▸ Instructions for the task:
Print, exactly as written, the line in the entries below that contains "What data populates" and every line after it up to and including the last. Omit pictures.

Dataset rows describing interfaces
'''

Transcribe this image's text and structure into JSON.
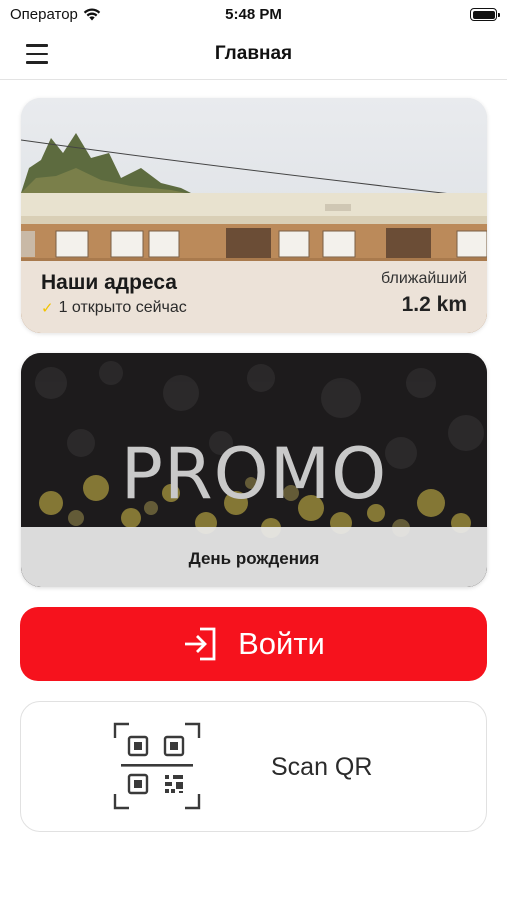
{
  "status_bar": {
    "carrier": "Оператор",
    "time": "5:48 PM"
  },
  "nav": {
    "title": "Главная",
    "menu_icon": "hamburger-menu-icon"
  },
  "address_card": {
    "title": "Наши адреса",
    "open_now": "1 открыто сейчас",
    "nearest_label": "ближайший",
    "distance": "1.2 km",
    "check_color": "#f2c300"
  },
  "promo_card": {
    "banner_text": "PROMO",
    "caption": "День рождения"
  },
  "login_button": {
    "label": "Войти",
    "icon": "login-arrow-icon",
    "color": "#f6121d"
  },
  "scan_card": {
    "label": "Scan QR",
    "icon": "qr-code-icon"
  }
}
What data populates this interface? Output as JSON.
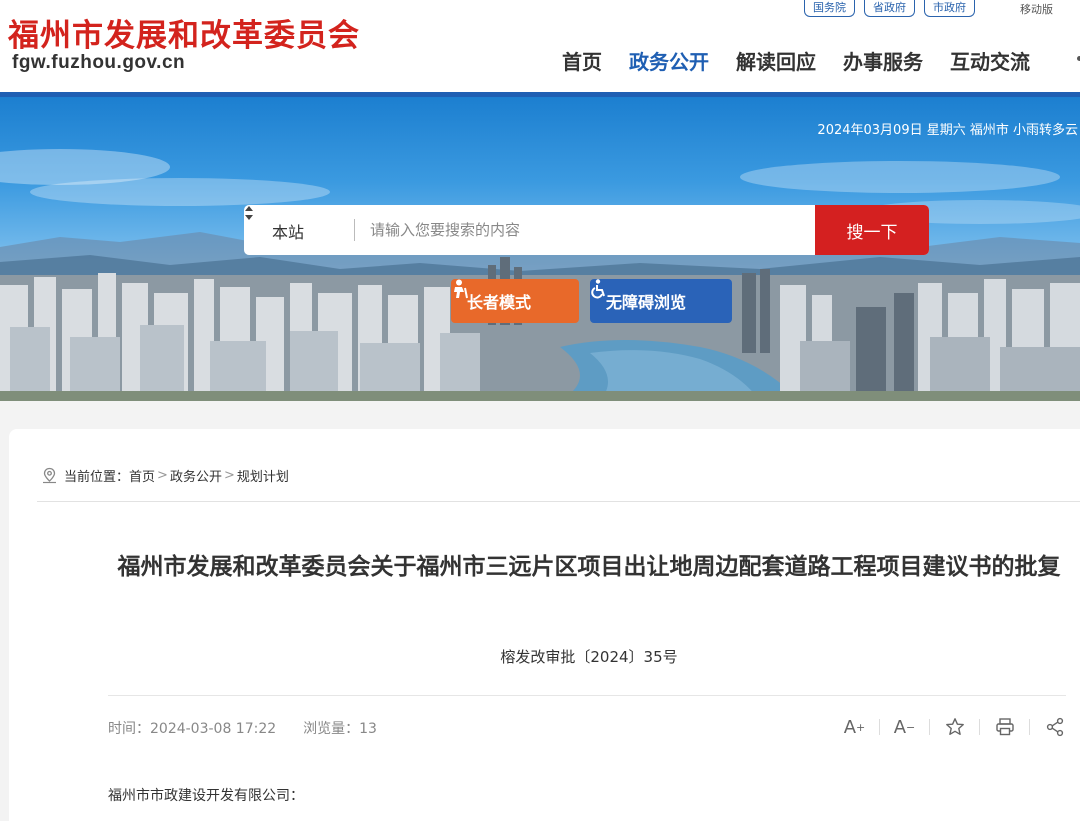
{
  "header": {
    "site_title": "福州市发展和改革委员会",
    "domain": "fgw.fuzhou.gov.cn",
    "top_links": [
      "国务院",
      "省政府",
      "市政府"
    ],
    "mobile_label": "移动版",
    "nav": [
      "首页",
      "政务公开",
      "解读回应",
      "办事服务",
      "互动交流"
    ],
    "active_nav": "政务公开",
    "brand_color": "#d3231d",
    "accent_color": "#1f5fb3"
  },
  "banner": {
    "date_weather": "2024年03月09日 星期六 福州市 小雨转多云",
    "search": {
      "scope": "本站",
      "placeholder": "请输入您要搜索的内容",
      "button": "搜一下"
    },
    "elder_mode": "长者模式",
    "accessible_mode": "无障碍浏览"
  },
  "breadcrumb": {
    "prefix": "当前位置：",
    "items": [
      "首页",
      "政务公开",
      "规划计划"
    ]
  },
  "article": {
    "title": "福州市发展和改革委员会关于福州市三远片区项目出让地周边配套道路工程项目建议书的批复",
    "doc_number": "榕发改审批〔2024〕35号",
    "time_label": "时间：",
    "time": "2024-03-08 17:22",
    "views_label": "浏览量：",
    "views": "13",
    "tools": [
      "A+",
      "A-"
    ],
    "body_first_line": "福州市市政建设开发有限公司："
  }
}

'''

▸ Answer to the exercise:
What data populates this interface? Output as JSON.
{
  "header": {
    "site_title": "福州市发展和改革委员会",
    "domain": "fgw.fuzhou.gov.cn",
    "top_links": [
      "国务院",
      "省政府",
      "市政府"
    ],
    "mobile_label": "移动版",
    "nav": [
      "首页",
      "政务公开",
      "解读回应",
      "办事服务",
      "互动交流"
    ],
    "active_nav": "政务公开",
    "brand_color": "#d3231d",
    "accent_color": "#1f5fb3"
  },
  "banner": {
    "date_weather": "2024年03月09日 星期六 福州市 小雨转多云",
    "search": {
      "scope": "本站",
      "placeholder": "请输入您要搜索的内容",
      "button": "搜一下"
    },
    "elder_mode": "长者模式",
    "accessible_mode": "无障碍浏览"
  },
  "breadcrumb": {
    "prefix": "当前位置：",
    "items": [
      "首页",
      "政务公开",
      "规划计划"
    ]
  },
  "article": {
    "title": "福州市发展和改革委员会关于福州市三远片区项目出让地周边配套道路工程项目建议书的批复",
    "doc_number": "榕发改审批〔2024〕35号",
    "time_label": "时间：",
    "time": "2024-03-08 17:22",
    "views_label": "浏览量：",
    "views": "13",
    "tools": [
      "A+",
      "A-"
    ],
    "body_first_line": "福州市市政建设开发有限公司："
  }
}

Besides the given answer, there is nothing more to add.